For five years I have fought against the polluters who have poisoned our community in Louisiana’s “cancer alley”, or as we call it now, “death alley”. And for decades our fight has been ignored by the US government.
This makes President Joe Biden’s decision to reference “cancer alley” earlier last week, as he signed new climate and environmental justice orders, a meaningful and great moment. But for me the distance between seeing Mr Biden address our problems directly, and anything actually coming to fruition, is a long gap. And I will have to wait to see some direct results.
For too long we have been failed by every layer of government, from the president, to congressional representation, from our state governor, to our state environment agency. All of them have failed us miserably.
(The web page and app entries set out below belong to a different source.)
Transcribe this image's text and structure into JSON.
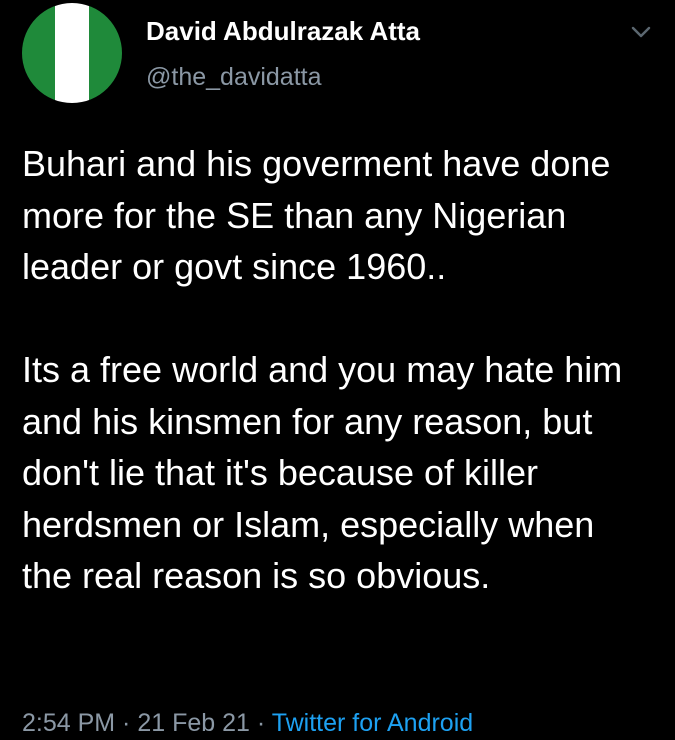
{
  "tweet": {
    "author": {
      "display_name": "David Abdulrazak Atta",
      "handle": "@the_davidatta",
      "avatar_icon": "nigeria-flag-icon",
      "avatar_colors": [
        "#1f8a3a",
        "#ffffff",
        "#1f8a3a"
      ]
    },
    "menu_icon": "chevron-down-icon",
    "body": {
      "paragraph_1": "Buhari and his goverment have done more for the SE than any Nigerian leader or govt since 1960..",
      "paragraph_2": "Its a free world and you may hate him and his kinsmen for any reason, but don't lie that it's because of killer herdsmen or Islam, especially when the real reason is so obvious."
    },
    "meta": {
      "time": "2:54 PM",
      "separator": " · ",
      "date": "21 Feb 21",
      "source": "Twitter for Android"
    }
  },
  "colors": {
    "background": "#000000",
    "text_primary": "#ffffff",
    "text_secondary": "#8b98a5",
    "link": "#1da1f2"
  }
}
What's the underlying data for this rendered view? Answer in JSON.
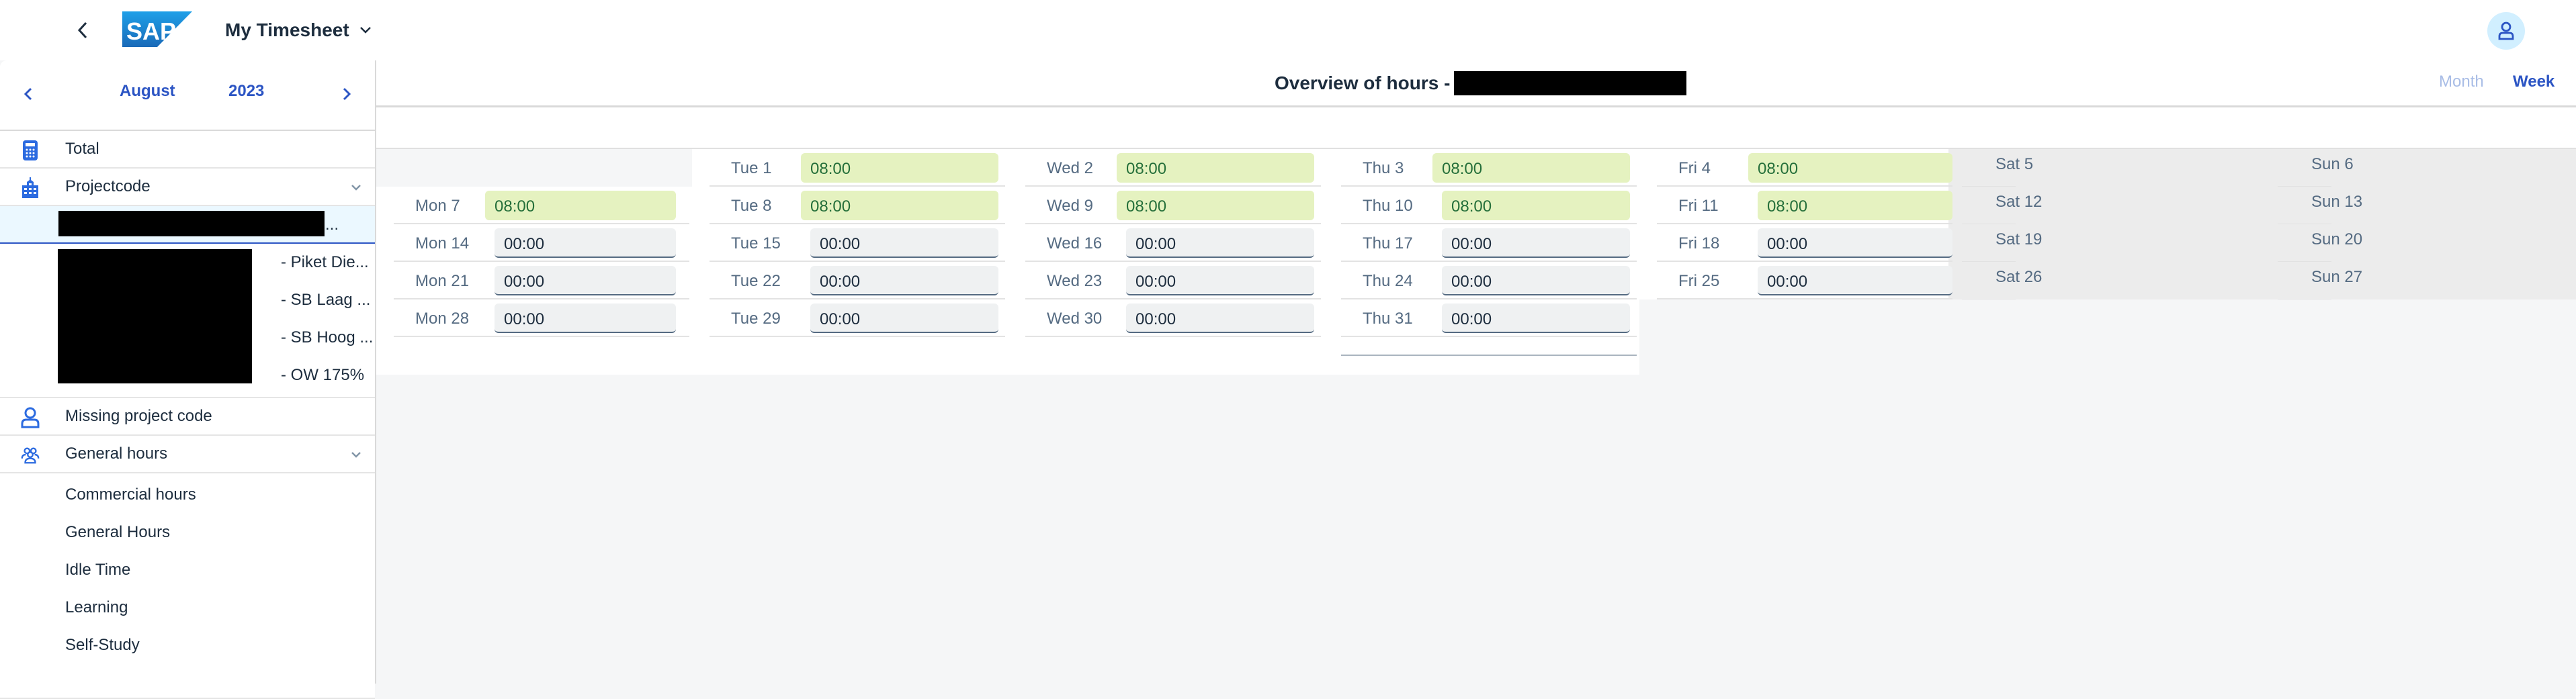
{
  "shell": {
    "title": "My Timesheet",
    "logo_text": "SAP"
  },
  "colors": {
    "accent": "#2c55c4",
    "filled_bg": "#e5f2c0",
    "filled_text": "#256f3a",
    "weekend_bg": "#ececec"
  },
  "sidebar": {
    "month": "August",
    "year": "2023",
    "items": [
      {
        "label": "Total",
        "icon": "calculator-icon"
      },
      {
        "label": "Projectcode",
        "icon": "building-icon",
        "expandable": true
      },
      {
        "label": "Missing project code",
        "icon": "person-icon"
      },
      {
        "label": "General hours",
        "icon": "group-icon",
        "expandable": true
      }
    ],
    "project_suffixes": [
      "- Piket Die...",
      "- SB Laag ...",
      "- SB Hoog ...",
      "- OW 175%"
    ],
    "selected_project_ellipsis": "...",
    "general_subitems": [
      "Commercial hours",
      "General Hours",
      "Idle Time",
      "Learning",
      "Self-Study"
    ]
  },
  "main": {
    "heading": "Overview of hours -",
    "view_month": "Month",
    "view_week": "Week",
    "weeks": [
      {
        "mon": null,
        "tue": {
          "d": "Tue 1",
          "v": "08:00"
        },
        "wed": {
          "d": "Wed 2",
          "v": "08:00"
        },
        "thu": {
          "d": "Thu 3",
          "v": "08:00"
        },
        "fri": {
          "d": "Fri 4",
          "v": "08:00"
        },
        "sat": "Sat 5",
        "sun": "Sun 6"
      },
      {
        "mon": {
          "d": "Mon 7",
          "v": "08:00"
        },
        "tue": {
          "d": "Tue 8",
          "v": "08:00"
        },
        "wed": {
          "d": "Wed 9",
          "v": "08:00"
        },
        "thu": {
          "d": "Thu 10",
          "v": "08:00"
        },
        "fri": {
          "d": "Fri 11",
          "v": "08:00"
        },
        "sat": "Sat 12",
        "sun": "Sun 13"
      },
      {
        "mon": {
          "d": "Mon 14",
          "v": "00:00"
        },
        "tue": {
          "d": "Tue 15",
          "v": "00:00"
        },
        "wed": {
          "d": "Wed 16",
          "v": "00:00"
        },
        "thu": {
          "d": "Thu 17",
          "v": "00:00"
        },
        "fri": {
          "d": "Fri 18",
          "v": "00:00"
        },
        "sat": "Sat 19",
        "sun": "Sun 20"
      },
      {
        "mon": {
          "d": "Mon 21",
          "v": "00:00"
        },
        "tue": {
          "d": "Tue 22",
          "v": "00:00"
        },
        "wed": {
          "d": "Wed 23",
          "v": "00:00"
        },
        "thu": {
          "d": "Thu 24",
          "v": "00:00"
        },
        "fri": {
          "d": "Fri 25",
          "v": "00:00"
        },
        "sat": "Sat 26",
        "sun": "Sun 27"
      },
      {
        "mon": {
          "d": "Mon 28",
          "v": "00:00"
        },
        "tue": {
          "d": "Tue 29",
          "v": "00:00"
        },
        "wed": {
          "d": "Wed 30",
          "v": "00:00"
        },
        "thu": {
          "d": "Thu 31",
          "v": "00:00"
        },
        "fri": null,
        "sat": null,
        "sun": null
      }
    ]
  }
}
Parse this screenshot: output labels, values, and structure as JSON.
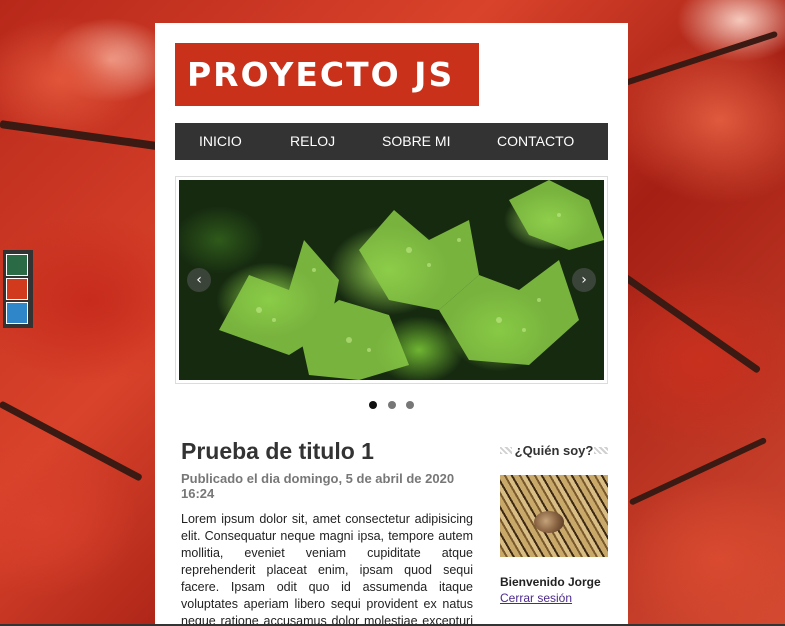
{
  "site": {
    "logo_text": "PROYECTO JS"
  },
  "nav": {
    "items": [
      {
        "label": "INICIO"
      },
      {
        "label": "RELOJ"
      },
      {
        "label": "SOBRE MI"
      },
      {
        "label": "CONTACTO"
      }
    ]
  },
  "slider": {
    "prev_icon": "‹",
    "next_icon": "›",
    "active_dot": 0,
    "dot_count": 3
  },
  "article": {
    "title": "Prueba de titulo 1",
    "date": "Publicado el dia domingo, 5 de abril de 2020 16:24",
    "body": "Lorem ipsum dolor sit, amet consectetur adipisicing elit. Consequatur neque magni ipsa, tempore autem mollitia, eveniet veniam cupiditate atque reprehenderit placeat enim, ipsam quod sequi facere. Ipsam odit quo id assumenda itaque voluptates aperiam libero sequi provident ex natus neque ratione accusamus dolor molestiae excepturi deleniti quam, harum molestias dicta?"
  },
  "sidebar": {
    "title": "¿Quién soy?",
    "welcome": "Bienvenido Jorge",
    "logout": "Cerrar sesión"
  },
  "theme_swatches": {
    "colors": [
      "#2a6b45",
      "#d23a1e",
      "#2f86c9"
    ]
  }
}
I have lived my whole life in Reserve, Louisiana, on a block a few hundred feet from a chemical plant emitting the “likely carcinogen” chloroprene. It is the only location in the country to emit the compound and it makes my neighbourhood, and others nearby, endure the highest risk of cancer due to airborne pollution anywhere in the United States.
The plant was operated for half a century by DuPont and now by the Japanese company Denka. These corporations have always done what they wanted, regardless of the harm they have done to my community. We have had no way of protecting ourselves.
And all my community has ever asked if for is basic safety and decency to preserve our health and the air we breathe.
And while it is welcome for the president to talk about investment in clean energy, this plant is poisoning us right now. I believe the new president could act on this straight away.
He could make sure the EPA continues to monitor chloroprene emissions at sites around the plant. The agency had been doing this since 2016 but will stop monitoring next month. Their recordings showed that chloroprene levels regularly exceeded the 0.2 micrograms per cubic meter recommended by the EPA as a tolerable level.
And the president could urge the EPA to adequately enforce the 0.2 recommendations, making them not just guidelines, but an enforceable limit on the toxic air pollution here.
It is difficult to describe the effect their pollution has had on me and my family. In one word, it is horrible. I look at my poor daughter now, ill with a rare intestinal disease linked with chloroprene exposure. She moved to New Orleans to escape the pollution and is totally incapacitated. And my wife, diagnosed with cancer, moved to California to avoid the toxic air, where I visit her regularly.
But I think also about my neighbours, aunts and brothers – because these people can’t move. Forced to live there and breathe this poison so these companies can make maximum profit.